1806 – 1824
Prince Eugène de Beauharnais, Duke of Leuchtenberg (1781–1824), Munich, Germany 
1824 – still in 1883
Maximilian Joseph Eugène Auguste Napoleon de Beauharnais (1817–1852), 3rd Duke of Leuchtenberg, Duke Romanovsky, Munich and St. Petersburg, Russia, by inheritance; the Leuchtenberg family, by inheritance 
by 1906 – still in 1911
M. Knoedler & Co., London and New York 
by 1911/11/25 – 1978/07
Sir William Cornelius Van Horne (1843–1915), Montreal, Canada; the Van Horne family, by inheritance 
1978/07 – 1979/09/24
A.R.T.E. AG. (Arts Research & Trade Establishment), Schaan, SL., Liechtenstein, 
National Gallery of Canada, purchased from A.R.T.E. AG 
 Prince Eugène de Beauharnais was Napoleon's stepson. In 1806 Eugène married Princess Augusta Amalia Ludovika Georgia of Bavaria (1788–1851), daughter of Maximilian I of Bavaria. The painting is said to have been a wedding present to the couple [Myron Laskin Jr., Michael Pantazzi. “European and American Painting, Sculpture, and Decorative Arts, 1300-1800.”

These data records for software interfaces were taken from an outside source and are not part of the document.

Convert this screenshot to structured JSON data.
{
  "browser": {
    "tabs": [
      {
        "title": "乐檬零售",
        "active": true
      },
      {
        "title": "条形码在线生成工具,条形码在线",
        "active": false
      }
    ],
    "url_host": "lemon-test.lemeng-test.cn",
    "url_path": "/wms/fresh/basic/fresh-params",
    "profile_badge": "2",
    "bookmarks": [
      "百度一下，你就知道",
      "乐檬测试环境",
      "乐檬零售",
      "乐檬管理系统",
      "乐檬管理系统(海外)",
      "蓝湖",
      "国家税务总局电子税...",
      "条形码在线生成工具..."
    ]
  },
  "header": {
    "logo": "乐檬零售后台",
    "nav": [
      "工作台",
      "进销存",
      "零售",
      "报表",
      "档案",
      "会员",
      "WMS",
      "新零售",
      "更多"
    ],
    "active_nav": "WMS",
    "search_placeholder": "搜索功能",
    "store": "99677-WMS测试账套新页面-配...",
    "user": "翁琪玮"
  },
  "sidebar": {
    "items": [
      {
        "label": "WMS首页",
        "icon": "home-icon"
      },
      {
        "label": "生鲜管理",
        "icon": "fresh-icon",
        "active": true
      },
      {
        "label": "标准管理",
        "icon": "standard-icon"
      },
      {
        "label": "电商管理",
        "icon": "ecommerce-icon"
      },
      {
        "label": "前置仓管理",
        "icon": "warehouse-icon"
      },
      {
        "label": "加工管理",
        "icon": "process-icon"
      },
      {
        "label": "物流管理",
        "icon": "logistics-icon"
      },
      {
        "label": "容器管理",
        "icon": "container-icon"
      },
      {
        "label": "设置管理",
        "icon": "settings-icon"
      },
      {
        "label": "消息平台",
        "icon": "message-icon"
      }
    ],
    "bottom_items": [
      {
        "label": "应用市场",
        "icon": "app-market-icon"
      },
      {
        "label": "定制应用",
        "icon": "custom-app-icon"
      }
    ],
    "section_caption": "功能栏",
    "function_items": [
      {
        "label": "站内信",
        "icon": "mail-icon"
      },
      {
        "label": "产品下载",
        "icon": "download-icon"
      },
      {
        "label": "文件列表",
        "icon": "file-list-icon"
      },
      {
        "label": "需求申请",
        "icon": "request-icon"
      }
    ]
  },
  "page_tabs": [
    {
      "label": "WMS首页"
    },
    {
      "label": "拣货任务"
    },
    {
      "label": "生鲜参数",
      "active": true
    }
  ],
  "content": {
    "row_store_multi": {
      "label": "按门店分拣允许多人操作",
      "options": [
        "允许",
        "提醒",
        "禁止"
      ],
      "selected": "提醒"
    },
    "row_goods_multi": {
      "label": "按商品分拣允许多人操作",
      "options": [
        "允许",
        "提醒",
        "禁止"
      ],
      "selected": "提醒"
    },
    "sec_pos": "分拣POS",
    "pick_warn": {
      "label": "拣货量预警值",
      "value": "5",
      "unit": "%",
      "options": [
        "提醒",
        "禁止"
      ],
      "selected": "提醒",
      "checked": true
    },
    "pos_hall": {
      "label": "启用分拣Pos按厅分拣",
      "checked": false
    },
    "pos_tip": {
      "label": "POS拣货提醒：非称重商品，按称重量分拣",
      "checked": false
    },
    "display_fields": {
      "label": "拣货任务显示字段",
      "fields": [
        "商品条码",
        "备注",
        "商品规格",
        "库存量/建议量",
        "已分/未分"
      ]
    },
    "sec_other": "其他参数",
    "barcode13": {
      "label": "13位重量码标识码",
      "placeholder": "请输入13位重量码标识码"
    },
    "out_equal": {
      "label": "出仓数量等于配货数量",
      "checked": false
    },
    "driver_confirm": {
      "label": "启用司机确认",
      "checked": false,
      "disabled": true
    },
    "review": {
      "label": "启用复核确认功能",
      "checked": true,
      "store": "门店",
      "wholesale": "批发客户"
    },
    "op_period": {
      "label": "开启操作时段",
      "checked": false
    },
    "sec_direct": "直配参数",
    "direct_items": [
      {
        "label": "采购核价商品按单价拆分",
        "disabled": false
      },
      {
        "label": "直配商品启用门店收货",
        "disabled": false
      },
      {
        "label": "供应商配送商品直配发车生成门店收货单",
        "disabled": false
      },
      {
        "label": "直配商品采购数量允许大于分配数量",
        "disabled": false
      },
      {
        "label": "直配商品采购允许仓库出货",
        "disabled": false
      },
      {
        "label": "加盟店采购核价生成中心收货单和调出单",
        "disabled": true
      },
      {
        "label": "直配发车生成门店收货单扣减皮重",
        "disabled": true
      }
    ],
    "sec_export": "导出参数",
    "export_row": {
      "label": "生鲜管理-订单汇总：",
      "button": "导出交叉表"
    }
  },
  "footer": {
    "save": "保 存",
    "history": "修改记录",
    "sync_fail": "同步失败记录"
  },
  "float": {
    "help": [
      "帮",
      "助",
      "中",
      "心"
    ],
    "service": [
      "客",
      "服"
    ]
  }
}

Ottawa: National Gallery of Canada, 1987, p. 204]. His father-in-law gave Eugène the title of Duke of Leuchtenberg. After the fall of Napoleon in 1814 he retired to Munich.
 An engraving of the painting appears in an 1852 catalogue of the Leuchtenberg collection [The Leuchtenberg Gallery. A collection of pictures forming the celebrated gallery of his Imperial Highness the Duke of Leuchtenberg at Munich, engraved by J. N. Muxel, curator of the gallery, comprising 262 engravings from the works of the most famous painters, ancient and modern.” Frankurt/Main and London: Ackermann & Co., 1852, no. 102, as Velasquez da Silva: “Portrait of a Spanish grandee”]. Maximilian, the 3rd Duke of Leuchtenberg's art collection was transferred from Munich to St. Petersburg in 1839. In his 1883 publication, Charles B. Curtis mentions a portrait in the Leuchtenberg Gallery of St. Petersburg entitled “A Grandee”, with matching dimensions, which he attributes to Velasquez [Curtis, Charles B. “Velasquez and Murillo.” London and New York, 1883, p. 86, no. 219, “A man with long hair falling on his shoulder, wearing a cloak, an embroidered habit, stiff horizontal collar and a sword; his right hand is on his breast, the left not seen.”].
 The painting is discussed and reproduced in the “Burlington Magazine for Connoisseurs.” vol. X (Oct. 1906 to March 1907), p. 96 ff. The article notes that it was in the possession of Knoedler & Co. at that time.
 According to a newspaper article, dated Nov. 25, 1911, railroad magnate William Van Horne purchased the painting in New York [“Canadian Courier”, Nov. 25, 1911, p. 24]. It stayed in the collection of the Van Horne family until 1978. In December 1977, the NGC's Curator for European Art, Myron Laskin Jr., inquired about the possibility of the NGC purchasing the work from Marco Grassi, a New York art dealer, who was acting as an agent to the Van Horne heirs [Application for Cultural property grant or loan, Accession records, NGC curatorial file]. In July 1978 Grassi informed the NGC that the Murillo portrait had been sold [letter by Marco Grassi to Myron Laskin Jr., dated July 18, 1978, NGC curatorial file].
 In December 1978 Grassi informed the NGC that the current owner of the painting was willing to sell it again [letter by Marco Grassi to Myron Laskin Jr., dated December 19, 1978, NGC curatorial file]. In a letter dated Aug 16, 1978 he revealed that he was acting on behalf of the firm A.R.T.E. AG from Liechtenstein [NGC curatorial file].
 Accession log [NGC curatorial file]. Marco Grassi acted as an agent for A.R.T.E. AG [National Gallery Acquisition Form, NGC curatorial file].